Herbicide resistance is one of the major problems to weed management, posing great challenges to herbicide sustainability and crop production in world agriculture. Repeated applications of herbicides over several years expose large number of individuals/plants to selection pressure for resistant alleles. Resistant weeds can survive herbicide applications through several physiological mechanisms, which are broadly characterized into target-site and non-target site mechanisms. Target-site resistance mechanisms include increased expression of the target protein or structural changes to the herbicide binding site (gene mutation conferring amino acid change), leading to an uninterrupted production of the target enzyme at sufficient levels.

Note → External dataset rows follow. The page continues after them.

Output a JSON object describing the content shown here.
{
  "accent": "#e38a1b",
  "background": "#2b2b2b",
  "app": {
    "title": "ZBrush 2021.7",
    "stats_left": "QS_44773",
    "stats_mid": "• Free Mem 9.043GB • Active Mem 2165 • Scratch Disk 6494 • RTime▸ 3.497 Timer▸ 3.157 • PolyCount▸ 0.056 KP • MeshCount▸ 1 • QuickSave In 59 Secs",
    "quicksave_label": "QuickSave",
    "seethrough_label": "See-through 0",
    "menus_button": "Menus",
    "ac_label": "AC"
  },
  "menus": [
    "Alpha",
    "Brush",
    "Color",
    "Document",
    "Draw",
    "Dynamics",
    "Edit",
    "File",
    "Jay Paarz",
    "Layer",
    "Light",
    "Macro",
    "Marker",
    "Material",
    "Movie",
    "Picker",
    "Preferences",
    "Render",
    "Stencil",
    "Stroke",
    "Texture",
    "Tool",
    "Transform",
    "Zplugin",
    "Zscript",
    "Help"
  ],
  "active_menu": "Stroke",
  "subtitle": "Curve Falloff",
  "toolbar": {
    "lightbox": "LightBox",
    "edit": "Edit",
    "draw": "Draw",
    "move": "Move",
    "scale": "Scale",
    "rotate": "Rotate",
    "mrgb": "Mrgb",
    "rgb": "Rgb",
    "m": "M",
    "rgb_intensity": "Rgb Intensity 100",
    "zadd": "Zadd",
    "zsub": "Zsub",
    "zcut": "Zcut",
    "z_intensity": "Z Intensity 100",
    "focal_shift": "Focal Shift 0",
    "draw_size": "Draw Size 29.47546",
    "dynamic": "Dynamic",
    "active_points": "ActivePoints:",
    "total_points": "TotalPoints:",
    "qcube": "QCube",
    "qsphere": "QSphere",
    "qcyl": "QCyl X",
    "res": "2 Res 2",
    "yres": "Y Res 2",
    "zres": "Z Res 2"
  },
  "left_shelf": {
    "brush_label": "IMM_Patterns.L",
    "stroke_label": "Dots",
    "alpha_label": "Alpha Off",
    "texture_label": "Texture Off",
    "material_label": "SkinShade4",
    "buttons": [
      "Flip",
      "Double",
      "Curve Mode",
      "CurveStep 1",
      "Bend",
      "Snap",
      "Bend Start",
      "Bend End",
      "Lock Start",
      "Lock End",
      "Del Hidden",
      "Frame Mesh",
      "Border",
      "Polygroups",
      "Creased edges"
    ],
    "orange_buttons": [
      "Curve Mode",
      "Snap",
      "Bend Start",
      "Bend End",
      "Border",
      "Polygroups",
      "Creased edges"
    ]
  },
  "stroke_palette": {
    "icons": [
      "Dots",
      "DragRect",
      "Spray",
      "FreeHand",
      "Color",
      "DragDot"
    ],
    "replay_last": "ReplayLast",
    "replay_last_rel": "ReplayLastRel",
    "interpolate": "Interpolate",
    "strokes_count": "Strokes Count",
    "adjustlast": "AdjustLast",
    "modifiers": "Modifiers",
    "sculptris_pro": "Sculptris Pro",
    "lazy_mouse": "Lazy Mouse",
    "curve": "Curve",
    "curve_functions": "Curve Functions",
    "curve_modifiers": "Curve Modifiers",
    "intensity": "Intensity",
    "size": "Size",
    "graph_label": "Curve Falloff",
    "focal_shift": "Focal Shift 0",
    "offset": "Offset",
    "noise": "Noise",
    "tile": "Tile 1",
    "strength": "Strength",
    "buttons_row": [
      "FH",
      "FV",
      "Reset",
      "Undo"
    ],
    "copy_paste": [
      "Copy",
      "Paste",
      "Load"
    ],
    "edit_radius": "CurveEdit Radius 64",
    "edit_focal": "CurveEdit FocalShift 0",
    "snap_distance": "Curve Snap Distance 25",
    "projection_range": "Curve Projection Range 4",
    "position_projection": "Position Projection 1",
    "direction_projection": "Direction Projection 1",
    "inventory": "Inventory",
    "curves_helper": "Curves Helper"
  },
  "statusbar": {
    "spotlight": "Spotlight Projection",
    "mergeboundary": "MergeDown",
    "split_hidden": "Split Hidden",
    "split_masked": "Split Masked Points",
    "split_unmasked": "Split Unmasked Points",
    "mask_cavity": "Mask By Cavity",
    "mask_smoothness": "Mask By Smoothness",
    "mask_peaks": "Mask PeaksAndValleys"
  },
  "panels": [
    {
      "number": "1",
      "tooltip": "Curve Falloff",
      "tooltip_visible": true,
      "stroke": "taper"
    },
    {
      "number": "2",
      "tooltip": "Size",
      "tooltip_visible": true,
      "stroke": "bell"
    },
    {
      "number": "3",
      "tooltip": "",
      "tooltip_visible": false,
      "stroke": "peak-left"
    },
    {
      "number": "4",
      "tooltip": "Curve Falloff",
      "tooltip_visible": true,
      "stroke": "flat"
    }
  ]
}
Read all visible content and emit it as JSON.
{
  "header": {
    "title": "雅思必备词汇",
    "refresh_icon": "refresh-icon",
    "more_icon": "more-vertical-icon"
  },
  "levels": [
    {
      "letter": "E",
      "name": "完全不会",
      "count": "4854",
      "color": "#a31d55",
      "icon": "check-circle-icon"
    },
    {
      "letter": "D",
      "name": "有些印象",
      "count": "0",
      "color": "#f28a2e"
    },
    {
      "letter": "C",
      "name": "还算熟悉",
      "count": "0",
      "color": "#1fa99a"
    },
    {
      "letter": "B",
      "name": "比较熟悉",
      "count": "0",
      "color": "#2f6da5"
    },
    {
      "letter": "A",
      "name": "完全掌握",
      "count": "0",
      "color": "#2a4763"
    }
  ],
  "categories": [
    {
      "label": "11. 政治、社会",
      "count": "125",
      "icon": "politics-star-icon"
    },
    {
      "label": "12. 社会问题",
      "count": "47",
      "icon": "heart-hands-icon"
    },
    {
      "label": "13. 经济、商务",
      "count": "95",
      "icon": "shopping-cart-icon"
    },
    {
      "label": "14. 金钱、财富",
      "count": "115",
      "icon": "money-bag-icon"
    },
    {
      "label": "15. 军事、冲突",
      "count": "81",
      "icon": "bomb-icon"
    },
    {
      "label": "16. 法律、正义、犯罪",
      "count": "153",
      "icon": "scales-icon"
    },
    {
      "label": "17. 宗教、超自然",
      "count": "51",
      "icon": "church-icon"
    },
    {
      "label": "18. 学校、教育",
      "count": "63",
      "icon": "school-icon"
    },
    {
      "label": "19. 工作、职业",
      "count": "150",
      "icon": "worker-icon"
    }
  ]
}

On the other hand, non-target site resistance mechanisms involve altered absorption, translocation, and/or enhanced metabolic detoxification of the herbicides by gene families such as the cytochrome P450 monooxygenases and glutathione S-transferases. Reduced absorption and translocation is an important component in the study of herbicide resistance mechanisms. As a part of these tests, the absorption and translocation of herbicides is routinely investigated using various analytical techniques and complementary approaches to detect localization in plant tissues and organelles. Radioactive herbicides (14 C-labelled) have been typically used for this purpose for over half a century. However, experiments involving radio-active materials are expensive and subject to health and safety issues, thus requiring specialized training. Alternatively, laser-induced breakdown spectroscopy (LIBS) and Raman spectroscopy can be studied to differentiate resistant and susceptible plant types with changes in plasma temperature and detecting the herbicide molecules in plant tissues. Applications of these technologies would expedite the research efforts towards the identification of target/ non-target site mechanisms and management of herbicide-resistant weeds in general.


Monday, March 13, 2017
IQSE Seminar Room (578 MPHY), 2:00 p.m.
Mitchell Physics Building


Institute for Quantum Science and Engineering
Texas A&M University

(Coffee and cookies served 15 minutes before start time)